## [Listed entries]
★ ★ ★ ★

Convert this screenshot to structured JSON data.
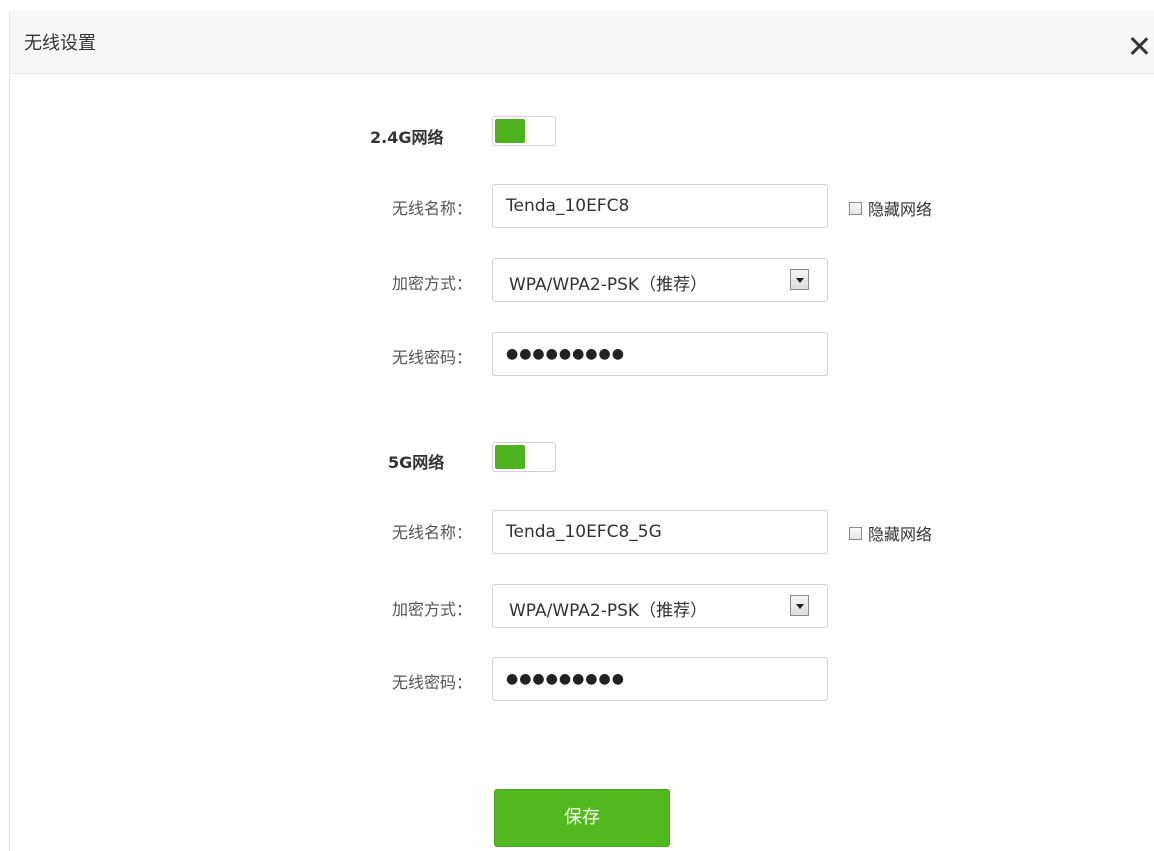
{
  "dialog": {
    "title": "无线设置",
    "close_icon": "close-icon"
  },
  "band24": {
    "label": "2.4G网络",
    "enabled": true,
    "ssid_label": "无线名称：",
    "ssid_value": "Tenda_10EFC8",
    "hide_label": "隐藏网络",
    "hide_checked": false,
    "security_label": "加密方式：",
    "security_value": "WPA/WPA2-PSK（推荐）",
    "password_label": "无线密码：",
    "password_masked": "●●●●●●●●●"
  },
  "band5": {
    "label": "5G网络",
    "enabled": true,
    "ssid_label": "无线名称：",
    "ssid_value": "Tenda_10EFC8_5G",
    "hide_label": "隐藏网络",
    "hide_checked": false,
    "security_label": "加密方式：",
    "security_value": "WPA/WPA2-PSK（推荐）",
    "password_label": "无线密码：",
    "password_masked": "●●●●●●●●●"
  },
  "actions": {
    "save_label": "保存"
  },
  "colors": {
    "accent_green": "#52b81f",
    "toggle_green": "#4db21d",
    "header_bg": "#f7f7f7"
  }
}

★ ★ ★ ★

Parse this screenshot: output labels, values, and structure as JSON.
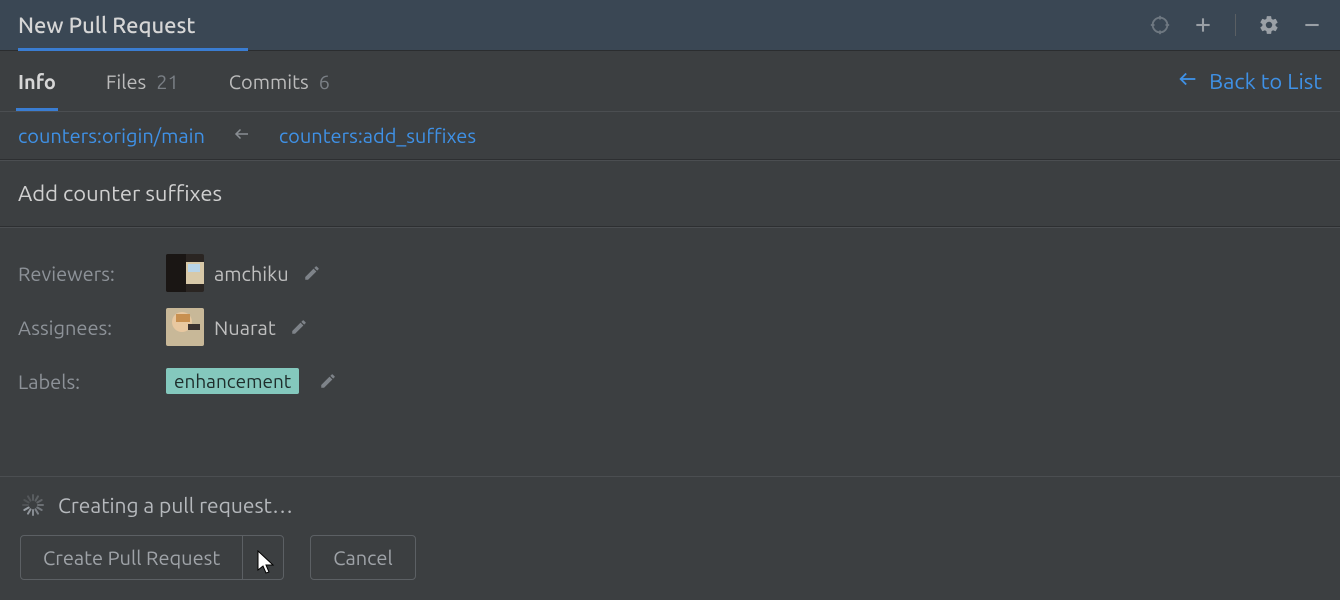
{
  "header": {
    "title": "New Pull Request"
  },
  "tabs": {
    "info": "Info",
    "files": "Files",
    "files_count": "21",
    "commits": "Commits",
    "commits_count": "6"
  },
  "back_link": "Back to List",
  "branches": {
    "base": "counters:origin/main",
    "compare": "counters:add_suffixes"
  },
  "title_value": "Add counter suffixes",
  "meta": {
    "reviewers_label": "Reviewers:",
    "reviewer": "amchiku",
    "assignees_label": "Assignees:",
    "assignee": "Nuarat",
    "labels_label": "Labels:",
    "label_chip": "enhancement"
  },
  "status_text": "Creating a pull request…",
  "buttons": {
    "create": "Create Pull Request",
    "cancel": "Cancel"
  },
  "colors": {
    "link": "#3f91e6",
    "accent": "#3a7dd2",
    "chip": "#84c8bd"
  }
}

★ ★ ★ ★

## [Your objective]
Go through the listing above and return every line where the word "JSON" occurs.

## [Task answer]
Convert this screenshot to structured JSON data.
Parse this screenshot: output labels, values, and structure as JSON.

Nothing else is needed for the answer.